Data records for software interfaces:
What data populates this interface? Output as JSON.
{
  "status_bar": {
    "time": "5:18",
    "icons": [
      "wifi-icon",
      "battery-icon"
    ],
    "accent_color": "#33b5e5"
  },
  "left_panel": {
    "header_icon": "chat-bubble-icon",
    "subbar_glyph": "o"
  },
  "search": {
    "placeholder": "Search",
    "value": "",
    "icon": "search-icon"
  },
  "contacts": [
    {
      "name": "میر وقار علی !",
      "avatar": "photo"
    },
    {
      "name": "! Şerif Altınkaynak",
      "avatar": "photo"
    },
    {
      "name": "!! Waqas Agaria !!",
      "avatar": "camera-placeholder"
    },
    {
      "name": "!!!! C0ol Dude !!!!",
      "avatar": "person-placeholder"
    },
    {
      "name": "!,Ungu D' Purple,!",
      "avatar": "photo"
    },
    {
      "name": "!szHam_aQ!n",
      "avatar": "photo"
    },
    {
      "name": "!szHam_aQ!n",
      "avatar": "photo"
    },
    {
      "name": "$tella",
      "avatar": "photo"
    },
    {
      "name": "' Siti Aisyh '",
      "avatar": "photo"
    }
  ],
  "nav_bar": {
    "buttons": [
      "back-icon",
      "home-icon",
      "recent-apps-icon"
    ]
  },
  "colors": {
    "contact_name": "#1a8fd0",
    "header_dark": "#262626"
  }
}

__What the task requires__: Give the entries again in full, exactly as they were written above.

__Solution__:
What data populates this interface? Output as JSON.
{
  "status_bar": {
    "time": "5:18",
    "icons": [
      "wifi-icon",
      "battery-icon"
    ],
    "accent_color": "#33b5e5"
  },
  "left_panel": {
    "header_icon": "chat-bubble-icon",
    "subbar_glyph": "o"
  },
  "search": {
    "placeholder": "Search",
    "value": "",
    "icon": "search-icon"
  },
  "contacts": [
    {
      "name": "میر وقار علی !",
      "avatar": "photo"
    },
    {
      "name": "! Şerif Altınkaynak",
      "avatar": "photo"
    },
    {
      "name": "!! Waqas Agaria !!",
      "avatar": "camera-placeholder"
    },
    {
      "name": "!!!! C0ol Dude !!!!",
      "avatar": "person-placeholder"
    },
    {
      "name": "!,Ungu D' Purple,!",
      "avatar": "photo"
    },
    {
      "name": "!szHam_aQ!n",
      "avatar": "photo"
    },
    {
      "name": "!szHam_aQ!n",
      "avatar": "photo"
    },
    {
      "name": "$tella",
      "avatar": "photo"
    },
    {
      "name": "' Siti Aisyh '",
      "avatar": "photo"
    }
  ],
  "nav_bar": {
    "buttons": [
      "back-icon",
      "home-icon",
      "recent-apps-icon"
    ]
  },
  "colors": {
    "contact_name": "#1a8fd0",
    "header_dark": "#262626"
  }
}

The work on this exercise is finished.